Through Jan. 29. From cubists like Georges Braque collaging newspapers into their still lifes to draw attention to the flatness of the picture plane, to conceptual artists like Lawrence Weiner using language to emphasize ideas over visual forms, to Jenny Holzer’s Truisms confronting societal issues, visual artists have been widely using text since the beginning of the 20th Century. To the Letter examines the different ways artists incorporate text today.
Plymouth Arts Center. 920-892-8409.
26th Annual Holiday Membership Exhibition
Through Jan. 14. The Plymouth Arts Center is presenting a public Holiday Open House while celebrating the fine art created by its Member Artists. The original pieces entered represent a wide variety of media. Paintings in oil, watercolor, pastel and acrylic, photography, pen and ink, sculpture, jewelry, fiber, stoneware, clay, wood, and mixed media are included. Many of the pieces will be for sale. Consider original fine art as a holiday gift.
Rahr-West Art Museum. 920.686.3090.
Ladies of the Lake Quilt Exhibit
Through Jan. 30. The Ladies of the Lake Quilters have been exhibiting their quilts at the Rahr-West Art Museum for over 20 years.
Marc Chagall: Le Cirque
Through Feb. 13. Le Cirque is a print portfolio of 38 prints completed by Marc Chagall in 1968. For Marc Chagall, the circus stage was the ideal setting for the dreamlike, extraordinary acts ever-present in his art. In Le Cirque, he summoned the spectacle of the circus experience in all its colorful variety – clowns, acrobats and women riding bareback, stands brimming with onlookers – as a vivid metaphor for the sometimes precarious artist-lifestyle he had decided to lead. With time, the circus came to lie at the very heart of his personal mythology and became symbolic of the human condition.
Seymour Community Museum, Seymour. 920-833-6064.

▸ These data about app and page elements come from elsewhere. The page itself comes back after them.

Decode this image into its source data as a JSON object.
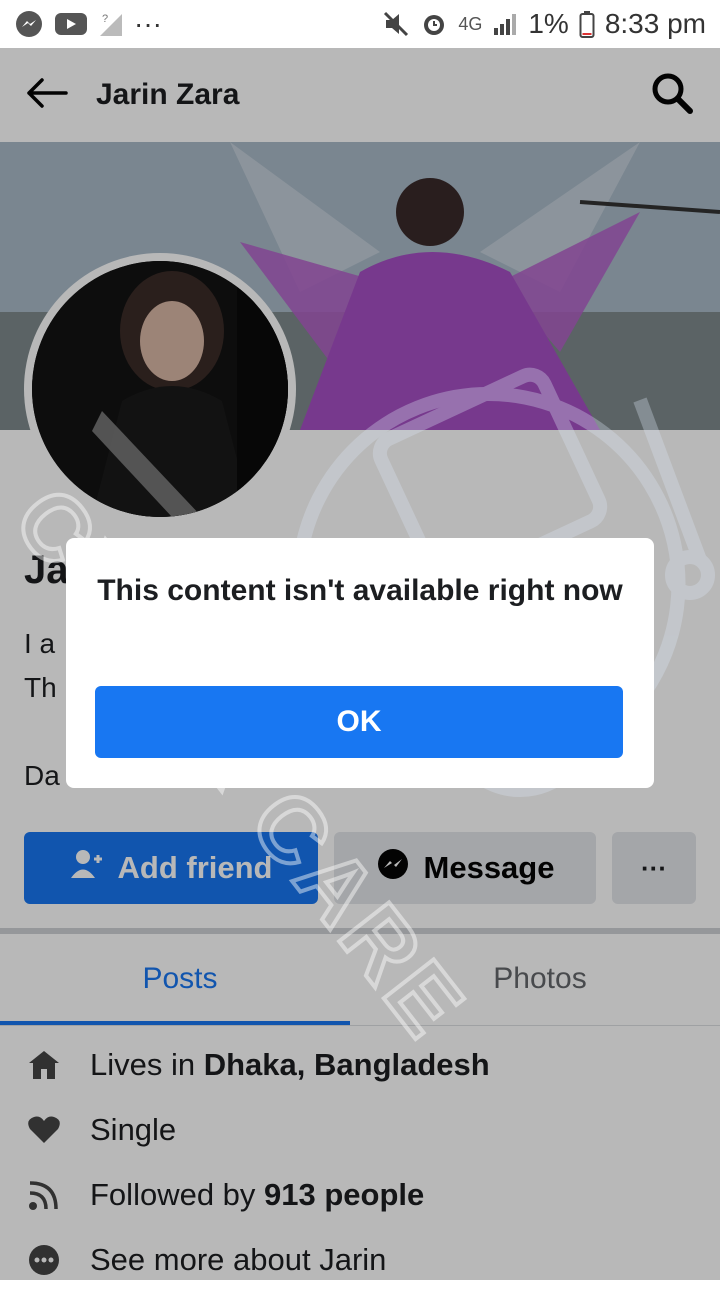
{
  "status_bar": {
    "network": "4G",
    "battery": "1%",
    "time": "8:33 pm",
    "more": "···"
  },
  "header": {
    "back_icon": "back-arrow-icon",
    "title": "Jarin Zara",
    "search_icon": "search-icon"
  },
  "profile": {
    "name_peek": "Ja",
    "bio_line1_peek": "I a",
    "bio_line2_peek": "Th",
    "bio_line3_peek": "Da"
  },
  "actions": {
    "add_friend": "Add friend",
    "message": "Message",
    "more": "···"
  },
  "tabs": [
    {
      "label": "Posts",
      "active": true
    },
    {
      "label": "Photos",
      "active": false
    }
  ],
  "info": {
    "lives_prefix": "Lives in ",
    "lives_place": "Dhaka, Bangladesh",
    "relationship": "Single",
    "followed_prefix": "Followed by ",
    "followed_count": "913 people",
    "see_more": "See more about Jarin"
  },
  "dialog": {
    "message": "This content isn't available right now",
    "ok": "OK"
  },
  "watermark": {
    "text": "CYBER CARE"
  },
  "colors": {
    "accent": "#1877f2",
    "secondary_button": "#e4e6eb"
  }
}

World’s Largest Hamburger Collection
Ongoing. Items include an original Burger Time arcade game, burger telephones and radios, hamburger banks, burger candles, burger jewelry, watches and magnets, clothing, dolls, a battery operated burger skateboard and much more.
Trout Museum of Art, Appleton. 920-733-4089.

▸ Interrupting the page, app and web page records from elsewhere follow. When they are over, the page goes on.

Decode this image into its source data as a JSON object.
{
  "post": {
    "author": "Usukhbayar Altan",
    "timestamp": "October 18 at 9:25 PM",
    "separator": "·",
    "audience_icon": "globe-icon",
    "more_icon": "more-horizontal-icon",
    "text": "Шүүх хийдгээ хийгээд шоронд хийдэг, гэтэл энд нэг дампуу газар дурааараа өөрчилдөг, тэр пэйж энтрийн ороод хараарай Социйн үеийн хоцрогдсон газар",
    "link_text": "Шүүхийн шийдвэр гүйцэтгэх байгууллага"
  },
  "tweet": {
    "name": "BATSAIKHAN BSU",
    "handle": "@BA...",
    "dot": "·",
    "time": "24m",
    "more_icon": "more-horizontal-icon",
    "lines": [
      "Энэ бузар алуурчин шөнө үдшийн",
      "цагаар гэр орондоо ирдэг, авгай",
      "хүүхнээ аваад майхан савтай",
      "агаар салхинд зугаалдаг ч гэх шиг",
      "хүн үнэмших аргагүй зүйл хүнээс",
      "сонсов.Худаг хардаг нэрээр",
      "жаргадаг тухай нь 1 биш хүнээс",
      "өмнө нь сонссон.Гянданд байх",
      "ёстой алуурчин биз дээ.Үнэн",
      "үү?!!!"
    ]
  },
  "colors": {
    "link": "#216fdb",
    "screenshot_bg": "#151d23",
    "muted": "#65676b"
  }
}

(I’m) fine by Cristian Andersson and Tyla Hilfreich
Through Feb. 6. Andersson and Hilfreich exhibit together for the first-ever Artist in Residence exhibition entitled (I’m) fine. Andersson finishes a five-year journey with his Symphonic Series–turning classical music into arrangements of pigments and canvas. Hilfreich displays sculptures and hanging displays of hand-made paper and found objects. (I’m) fine has dual meanings of “the end” in musical terms, as well as the reactionary concept of stating “I’m fine” when asked, but honestly feeling finished on the inside.

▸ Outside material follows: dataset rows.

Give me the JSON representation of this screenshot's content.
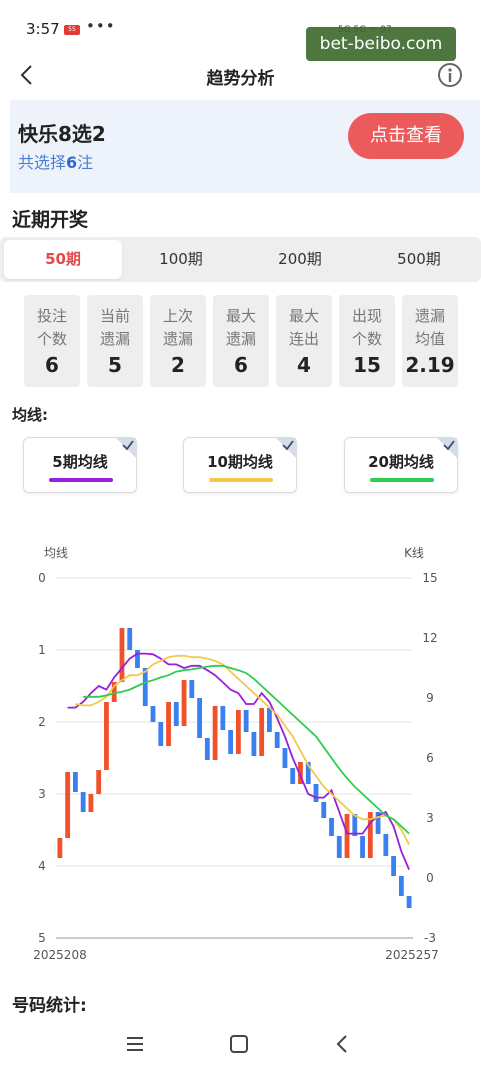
{
  "status_bar": {
    "time": "3:57",
    "badge": "55",
    "dots": "•••",
    "icons_text": "5G 5G ᯤ 97"
  },
  "watermark": "bet-beibo.com",
  "header": {
    "title": "趋势分析",
    "back_icon": "back-chevron-icon",
    "info_icon": "info-icon"
  },
  "lottery": {
    "name": "快乐8选2",
    "selection_prefix": "共选择",
    "selection_count": "6",
    "selection_suffix": "注",
    "view_button": "点击查看",
    "accent_color": "#ec5b5b"
  },
  "recent": {
    "title": "近期开奖",
    "tabs": [
      {
        "label": "50期",
        "active": true
      },
      {
        "label": "100期",
        "active": false
      },
      {
        "label": "200期",
        "active": false
      },
      {
        "label": "500期",
        "active": false
      }
    ],
    "stats": [
      {
        "label": "投注个数",
        "value": "6"
      },
      {
        "label": "当前遗漏",
        "value": "5"
      },
      {
        "label": "上次遗漏",
        "value": "2"
      },
      {
        "label": "最大遗漏",
        "value": "6"
      },
      {
        "label": "最大连出",
        "value": "4"
      },
      {
        "label": "出现个数",
        "value": "15"
      },
      {
        "label": "遗漏均值",
        "value": "2.19"
      }
    ]
  },
  "moving_average": {
    "label": "均线:",
    "buttons": [
      {
        "label": "5期均线",
        "color": "#9b1fd8",
        "checked": true
      },
      {
        "label": "10期均线",
        "color": "#f2c94c",
        "checked": true
      },
      {
        "label": "20期均线",
        "color": "#2ecc4f",
        "checked": true
      }
    ]
  },
  "chart_data": {
    "type": "candlestick-line",
    "left_axis_label": "均线",
    "right_axis_label": "K线",
    "left_ticks": [
      "0",
      "1",
      "2",
      "3",
      "4",
      "5"
    ],
    "right_ticks": [
      "15",
      "12",
      "9",
      "6",
      "3",
      "0",
      "-3"
    ],
    "left_range": [
      0,
      5
    ],
    "right_range": [
      -3,
      15
    ],
    "x_start_label": "2025208",
    "x_end_label": "2025257",
    "up_color": "#f0502a",
    "down_color": "#3a80f0",
    "candles": [
      {
        "o": 1,
        "c": 2
      },
      {
        "o": 2,
        "c": 5.3
      },
      {
        "o": 5.3,
        "c": 4.3
      },
      {
        "o": 4.3,
        "c": 3.3
      },
      {
        "o": 3.3,
        "c": 4.2
      },
      {
        "o": 4.2,
        "c": 5.4
      },
      {
        "o": 5.4,
        "c": 8.8
      },
      {
        "o": 8.8,
        "c": 9.8
      },
      {
        "o": 9.8,
        "c": 12.5
      },
      {
        "o": 12.5,
        "c": 11.4
      },
      {
        "o": 11.4,
        "c": 10.5
      },
      {
        "o": 10.5,
        "c": 8.6
      },
      {
        "o": 8.6,
        "c": 7.8
      },
      {
        "o": 7.8,
        "c": 6.6
      },
      {
        "o": 6.6,
        "c": 8.8
      },
      {
        "o": 8.8,
        "c": 7.6
      },
      {
        "o": 7.6,
        "c": 9.9
      },
      {
        "o": 9.9,
        "c": 9.0
      },
      {
        "o": 9.0,
        "c": 7.0
      },
      {
        "o": 7.0,
        "c": 5.9
      },
      {
        "o": 5.9,
        "c": 8.6
      },
      {
        "o": 8.6,
        "c": 7.4
      },
      {
        "o": 7.4,
        "c": 6.2
      },
      {
        "o": 6.2,
        "c": 8.4
      },
      {
        "o": 8.4,
        "c": 7.3
      },
      {
        "o": 7.3,
        "c": 6.1
      },
      {
        "o": 6.1,
        "c": 8.5
      },
      {
        "o": 8.5,
        "c": 7.3
      },
      {
        "o": 7.3,
        "c": 6.5
      },
      {
        "o": 6.5,
        "c": 5.5
      },
      {
        "o": 5.5,
        "c": 4.7
      },
      {
        "o": 4.7,
        "c": 5.8
      },
      {
        "o": 5.8,
        "c": 4.7
      },
      {
        "o": 4.7,
        "c": 3.8
      },
      {
        "o": 3.8,
        "c": 3.0
      },
      {
        "o": 3.0,
        "c": 2.1
      },
      {
        "o": 2.1,
        "c": 1.0
      },
      {
        "o": 1.0,
        "c": 3.2
      },
      {
        "o": 3.2,
        "c": 2.1
      },
      {
        "o": 2.1,
        "c": 1.0
      },
      {
        "o": 1.0,
        "c": 3.3
      },
      {
        "o": 3.3,
        "c": 2.2
      },
      {
        "o": 2.2,
        "c": 1.1
      },
      {
        "o": 1.1,
        "c": 0.1
      },
      {
        "o": 0.1,
        "c": -0.9
      },
      {
        "o": -0.9,
        "c": -1.5
      }
    ],
    "series": [
      {
        "name": "5期均线",
        "color": "#9b1fd8",
        "values": [
          1.8,
          1.8,
          1.72,
          1.6,
          1.5,
          1.55,
          1.38,
          1.25,
          1.12,
          1.05,
          1.05,
          1.06,
          1.12,
          1.2,
          1.2,
          1.25,
          1.22,
          1.22,
          1.28,
          1.35,
          1.45,
          1.55,
          1.6,
          1.75,
          1.75,
          1.6,
          1.72,
          1.95,
          2.2,
          2.5,
          2.75,
          3.0,
          3.05,
          3.05,
          2.95,
          3.25,
          3.55,
          3.55,
          3.55,
          3.4,
          3.3,
          3.25,
          3.45,
          3.8,
          4.05
        ]
      },
      {
        "name": "10期均线",
        "color": "#f2c94c",
        "values": [
          1.75,
          1.77,
          1.77,
          1.72,
          1.65,
          1.5,
          1.42,
          1.35,
          1.35,
          1.3,
          1.2,
          1.15,
          1.1,
          1.08,
          1.08,
          1.1,
          1.1,
          1.12,
          1.15,
          1.2,
          1.3,
          1.4,
          1.5,
          1.6,
          1.7,
          1.8,
          1.9,
          2.05,
          2.2,
          2.4,
          2.6,
          2.75,
          2.9,
          3.0,
          3.1,
          3.2,
          3.3,
          3.35,
          3.35,
          3.32,
          3.3,
          3.35,
          3.5,
          3.7
        ]
      },
      {
        "name": "20期均线",
        "color": "#2ecc4f",
        "values": [
          1.65,
          1.65,
          1.65,
          1.63,
          1.6,
          1.58,
          1.55,
          1.5,
          1.45,
          1.42,
          1.38,
          1.35,
          1.3,
          1.28,
          1.27,
          1.25,
          1.23,
          1.22,
          1.22,
          1.25,
          1.28,
          1.32,
          1.4,
          1.5,
          1.6,
          1.7,
          1.8,
          1.9,
          2.0,
          2.1,
          2.2,
          2.35,
          2.5,
          2.65,
          2.78,
          2.9,
          3.0,
          3.1,
          3.2,
          3.3,
          3.35,
          3.45,
          3.55
        ]
      }
    ]
  },
  "number_stats": {
    "title": "号码统计:"
  },
  "bottom_nav": [
    "menu-icon",
    "home-icon",
    "back-icon"
  ]
}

“Llévame Contigo, Yo Quiero Estar Contigo” by Arleene Correa Valencia
Through Feb. 6. “Take Me With You, I Want To Be With You.” Arleene Correa Valencia seeks to investigate and question her political status as a registered “illegal alien” by drawing connections to those in similar legal confinements through painting, textiles, sculptures, and found objects. Using her narrative, she touches upon themes of migration, human rights, hardship, discrimination, visibility, invisibility, the fear of deportation, and separation. With her art practice, Arleene aims to acknowledge a long history of oppression, resilience, and undying strength reflected in her community. Her works take on a new meaning when viewed through the eyes of a blacklight.
“New Island” by Lee Mothes
Through Feb. 6. Welcome to the Commonwealth of New Island. It’s a place that just might exist in the form of paintings, maps, documents, artifacts, a website, and as an emerging community of real-life residents. New Island is an ongoing work of art by Lee Mothes intended to engage your imagination and provide a place of your own in which to wander.
Weis Earth Science Museum, Menasha. 920-832-2925.
Fossil Gallery featuring the Bruce Danz Collection
Ongoing. One of the best dinosaur nests in any exhibit. Find a life-size skull replica of Stan, the Tyrannosaurus rex, a thigh bone of a duck-bill dinosaur that you can touch and a complete Psittacosaurus with stones in its gizzard – just like the birds.
Explore Minerals and Mines
Ongoing. Walk through a lead-mine tunnel, explore Wisconsin’s mining history, discover how Native Americans mined copper, learn how we use rocks and minerals and marvel at our beautiful minerals.